If Leonard Chess hadn’t started selling records out of the back of his Cadillac perhaps we wouldn’t have rock ‘n’ roll today. Well, that might be a stretch, but Chuck Berry did start what Elvis got all the credit for.
Leonard Chess (Adrien Brody) always wanted to amount to something. He opens a black night club to try and make his fortune. He’s approached by a traveling record saleswoman to see if he knows of any black talent that she can record and sell.
Muddy Waters (Jeffrey Wright) and Little Walter (Columbus Short) are in a band called the All-Star Trio, but they’re known as the headhunters on the circuit. They’re called that because they bring their instruments into other band’s venues and are so good that they get the band playing fired and take their place.
They try this at Chess’ club, but it erupts into gunfire when Little Walter’s hot temper gets the better of him. Chess shows up at Waters’ day job the next day and Muddy thinks that he’s come for money. Chess wants to talk business and has Waters go into the studio and record.
The two then travel around the south selling the record to radio stations. Chess goes on to found Chess Records and gives his recording stars, including Chuck Berry (Mos Def), Etta James (Beyonce), Howlin’ Wolf (Eamonn Walker), and tunesmith Willie Dixon (Cedric the Entertainer), Cadillac’s when they sign onto the label. Chess may have given blacks a chance at fame and fortune when others denied them, but his crafty contracts might’ve been more detrimental than the singers imagined.

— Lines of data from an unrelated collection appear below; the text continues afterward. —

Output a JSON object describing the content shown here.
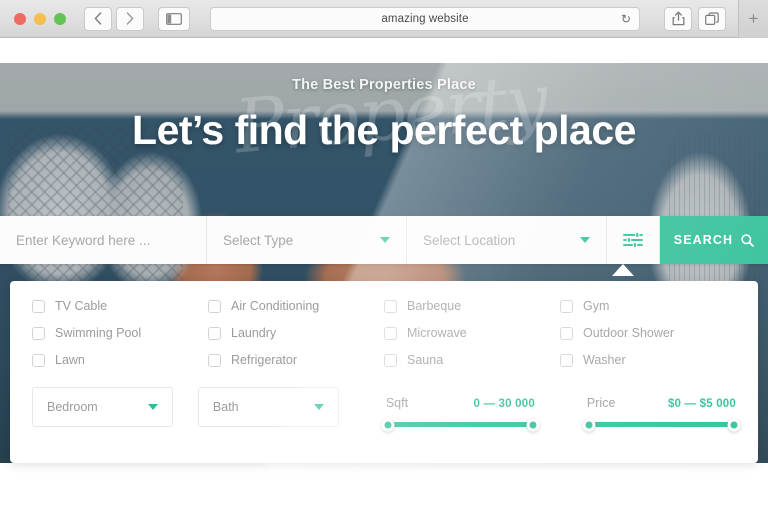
{
  "browser": {
    "title": "amazing website",
    "traffic_lights": [
      "close",
      "minimize",
      "maximize"
    ],
    "back_label": "‹",
    "forward_label": "›",
    "sidebar_icon": "sidebar-icon",
    "reload_label": "↻",
    "share_icon": "share-icon",
    "tabs_icon": "tabs-overview-icon",
    "new_tab_label": "+"
  },
  "hero": {
    "kicker": "The Best Properties Place",
    "title": "Let’s find the perfect place",
    "watermark": "Property"
  },
  "search": {
    "keyword_placeholder": "Enter Keyword here ...",
    "type_label": "Select Type",
    "location_label": "Select Location",
    "filter_icon": "sliders-icon",
    "button_label": "SEARCH",
    "button_icon": "search-icon",
    "accent_color": "#2ebf97"
  },
  "filters": {
    "amenities": [
      "TV Cable",
      "Air Conditioning",
      "Barbeque",
      "Gym",
      "Swimming Pool",
      "Laundry",
      "Microwave",
      "Outdoor Shower",
      "Lawn",
      "Refrigerator",
      "Sauna",
      "Washer"
    ],
    "bedroom_label": "Bedroom",
    "bath_label": "Bath",
    "sliders": [
      {
        "name": "Sqft",
        "range": "0 — 30 000"
      },
      {
        "name": "Price",
        "range": "$0 — $5 000"
      }
    ]
  }
}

Cadillac Records might be more of historical fiction the more I read up on it. Did Leonard Chess found a recording company that began out of the back of his car? Yes, but he also did it with his brother Phil who disappears from the film. I think we just get a mention of him, but his scenes have been deleted.
It’s also rather dubious that Chess had an affair with Etta James, but that would’ve been taking a chunk of the dramatics out of the picture if these scenes also ended up on the deleted scenes pile.

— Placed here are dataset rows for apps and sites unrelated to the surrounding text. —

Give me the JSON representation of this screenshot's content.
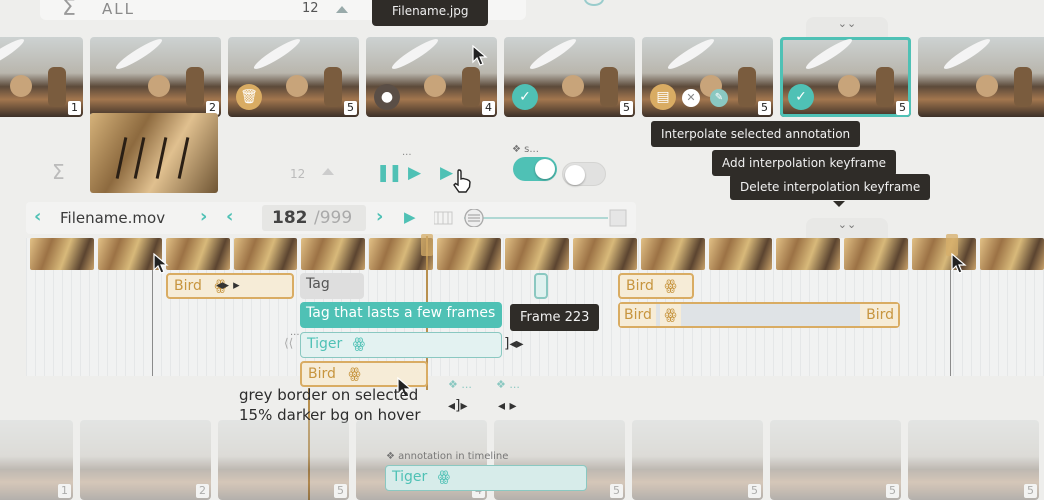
{
  "top_filter": {
    "sigma": "Σ",
    "label": "ALL",
    "count": "12"
  },
  "top_tooltip": {
    "text": "Filename.jpg"
  },
  "thumbnails": [
    {
      "num": "1"
    },
    {
      "num": "2"
    },
    {
      "num": "5"
    },
    {
      "num": "4"
    },
    {
      "num": "5"
    },
    {
      "num": "5"
    },
    {
      "num": "5"
    },
    {
      "num": ""
    }
  ],
  "tooltips": {
    "interpolate": "Interpolate selected annotation",
    "add_keyframe": "Add interpolation keyframe",
    "delete_keyframe": "Delete interpolation keyframe"
  },
  "collapse": {
    "chevron": "⌄⌄"
  },
  "player": {
    "count": "12",
    "dots": "...",
    "toggle_label": "s..."
  },
  "file_nav": {
    "filename": "Filename.mov",
    "current_frame": "182",
    "total_frames": "/999"
  },
  "timeline": {
    "annotations": {
      "bird_1": "Bird",
      "tag": "Tag",
      "tag_long": "Tag that lasts a few frames",
      "tiger": "Tiger",
      "bird_2": "Bird",
      "bird_3": "Bird",
      "bird_4": "Bird",
      "bird_5": "Bird"
    },
    "frame_tooltip": "Frame 223",
    "dots": "..."
  },
  "notes": {
    "line1": "grey border on selected",
    "line2": "15% darker bg on hover"
  },
  "bottom": {
    "caption": "annotation in timeline",
    "tiger": "Tiger",
    "numbers": [
      "1",
      "2",
      "5",
      "4",
      "5",
      "5",
      "5",
      "5"
    ]
  }
}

I’ve always said that if you want history that you shouldn’t turn to Hollywood. It’s all about the entertainment value and the story of Chess Records did have them, just don’t think this film is gospel. It is an entertaining flick and does showcase some fine talent, both musically and in acting.
My favorite was an amusing turn by Mos Def in Chuck Berry’s shoes. He’s not on the screen much, but Eamonn Walker also interested me as Howlin’ Wolf since he doesn’t seem to fall under Chess’ spell and I wished more might’ve been done on him.

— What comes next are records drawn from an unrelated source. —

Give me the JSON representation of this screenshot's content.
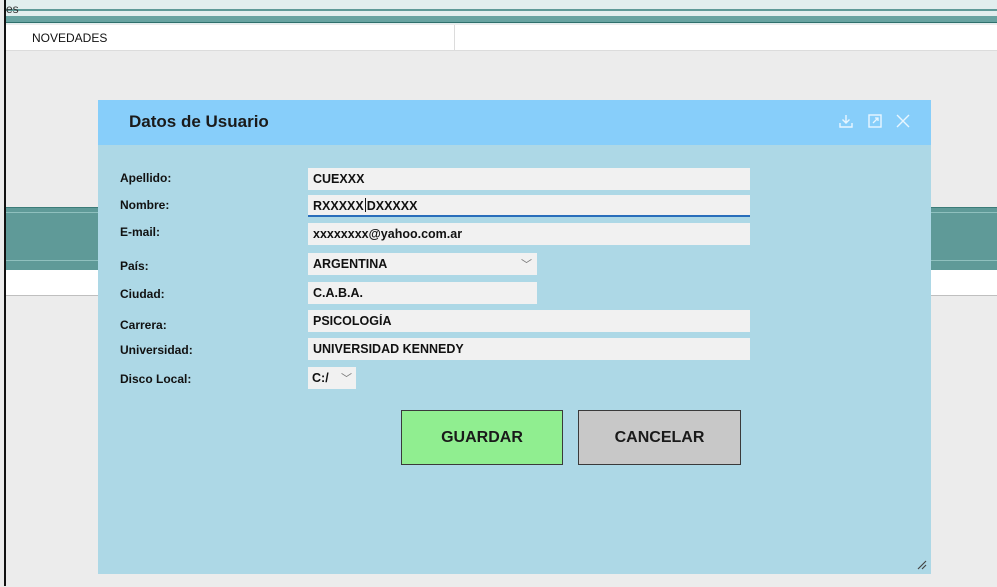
{
  "app": {
    "title_fragment": "es"
  },
  "menu": {
    "items": [
      {
        "label": "NOVEDADES"
      }
    ]
  },
  "dialog": {
    "title": "Datos de Usuario",
    "header_icons": [
      "download-icon",
      "maximize-icon",
      "close-icon"
    ],
    "fields": {
      "apellido": {
        "label": "Apellido:",
        "value": "CUEXXX"
      },
      "nombre": {
        "label": "Nombre:",
        "value_before_caret": "RXXXXX",
        "value_after_caret": "DXXXXX"
      },
      "email": {
        "label": "E-mail:",
        "value": "xxxxxxxx@yahoo.com.ar"
      },
      "pais": {
        "label": "País:",
        "value": "ARGENTINA"
      },
      "ciudad": {
        "label": "Ciudad:",
        "value": "C.A.B.A."
      },
      "carrera": {
        "label": "Carrera:",
        "value": "PSICOLOGÍA"
      },
      "universidad": {
        "label": "Universidad:",
        "value": "UNIVERSIDAD KENNEDY"
      },
      "disco": {
        "label": "Disco  Local:",
        "value": "C:/"
      }
    },
    "buttons": {
      "save_label": "GUARDAR",
      "cancel_label": "CANCELAR"
    }
  },
  "colors": {
    "dialog_header": "#87cefa",
    "dialog_body": "#add8e6",
    "save_button": "#90ee90",
    "cancel_button": "#c8c8c8",
    "teal_band": "#5f9a98"
  }
}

Jeffrey Wright plays Muddy Waters well and it made me wants to go to my local CD Shoppe and get more of his and the other artist’s music. Beyonce probably got the most press, but her portrayal of Etta James really doesn’t come into play till towards the end of the film. As I began to read up on the real history, I began to doubt that the romantic angle with she and Chess was true.
The film has to cram decade’s worth of information into a 109 minute film and it just feels like many are give short shrift. It’s the music that stands above the drama though and Cadillac Records features a great deal of wonderful musical performances, as I said it made me want to get CDs of the artists fictionalized on the screen.
Cadillac Records is presented in anamorphic widescreen (2.35:1) and is enhanced for 16×9 televisions. Special features include a commentary with director Darnell Martin, the 26 minute “Playing Chess” about the making of the film, the 15 minute “Once Upon a Blues” about the costume and production design, 5 minutes of deleted scenes, and previews of other New Line DVDs.
Cadillac Records just brushes the surface of Chess Records and may leave you wanting more. It does highlight some of the talent at the iconic music company, but will leave you wanting to track down the great tunes featured on the soundtrack.